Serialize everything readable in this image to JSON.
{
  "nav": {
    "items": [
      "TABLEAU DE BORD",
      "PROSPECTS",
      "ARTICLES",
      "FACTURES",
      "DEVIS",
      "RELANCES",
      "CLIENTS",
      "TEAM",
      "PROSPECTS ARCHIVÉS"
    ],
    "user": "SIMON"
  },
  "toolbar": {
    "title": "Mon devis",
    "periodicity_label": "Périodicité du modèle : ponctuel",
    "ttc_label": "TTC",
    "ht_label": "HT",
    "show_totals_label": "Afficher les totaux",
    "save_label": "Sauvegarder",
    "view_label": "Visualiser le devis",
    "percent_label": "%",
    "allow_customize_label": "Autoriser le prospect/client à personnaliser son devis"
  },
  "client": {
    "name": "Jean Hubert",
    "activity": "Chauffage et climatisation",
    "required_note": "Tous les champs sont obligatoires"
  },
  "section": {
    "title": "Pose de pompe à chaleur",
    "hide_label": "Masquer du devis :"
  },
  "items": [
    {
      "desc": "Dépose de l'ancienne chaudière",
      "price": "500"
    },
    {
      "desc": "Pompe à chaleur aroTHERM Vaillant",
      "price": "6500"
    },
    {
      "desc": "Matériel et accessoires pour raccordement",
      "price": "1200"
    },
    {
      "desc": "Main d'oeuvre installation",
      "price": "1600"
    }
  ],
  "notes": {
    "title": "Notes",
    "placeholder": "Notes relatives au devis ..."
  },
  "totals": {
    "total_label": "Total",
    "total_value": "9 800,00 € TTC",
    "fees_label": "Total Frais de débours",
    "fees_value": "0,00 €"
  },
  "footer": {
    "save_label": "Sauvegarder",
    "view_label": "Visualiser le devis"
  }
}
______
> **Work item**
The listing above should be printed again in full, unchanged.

> **Result of this exercise**
Serialize everything readable in this image to JSON.
{
  "nav": {
    "items": [
      "TABLEAU DE BORD",
      "PROSPECTS",
      "ARTICLES",
      "FACTURES",
      "DEVIS",
      "RELANCES",
      "CLIENTS",
      "TEAM",
      "PROSPECTS ARCHIVÉS"
    ],
    "user": "SIMON"
  },
  "toolbar": {
    "title": "Mon devis",
    "periodicity_label": "Périodicité du modèle : ponctuel",
    "ttc_label": "TTC",
    "ht_label": "HT",
    "show_totals_label": "Afficher les totaux",
    "save_label": "Sauvegarder",
    "view_label": "Visualiser le devis",
    "percent_label": "%",
    "allow_customize_label": "Autoriser le prospect/client à personnaliser son devis"
  },
  "client": {
    "name": "Jean Hubert",
    "activity": "Chauffage et climatisation",
    "required_note": "Tous les champs sont obligatoires"
  },
  "section": {
    "title": "Pose de pompe à chaleur",
    "hide_label": "Masquer du devis :"
  },
  "items": [
    {
      "desc": "Dépose de l'ancienne chaudière",
      "price": "500"
    },
    {
      "desc": "Pompe à chaleur aroTHERM Vaillant",
      "price": "6500"
    },
    {
      "desc": "Matériel et accessoires pour raccordement",
      "price": "1200"
    },
    {
      "desc": "Main d'oeuvre installation",
      "price": "1600"
    }
  ],
  "notes": {
    "title": "Notes",
    "placeholder": "Notes relatives au devis ..."
  },
  "totals": {
    "total_label": "Total",
    "total_value": "9 800,00 € TTC",
    "fees_label": "Total Frais de débours",
    "fees_value": "0,00 €"
  },
  "footer": {
    "save_label": "Sauvegarder",
    "view_label": "Visualiser le devis"
  }
}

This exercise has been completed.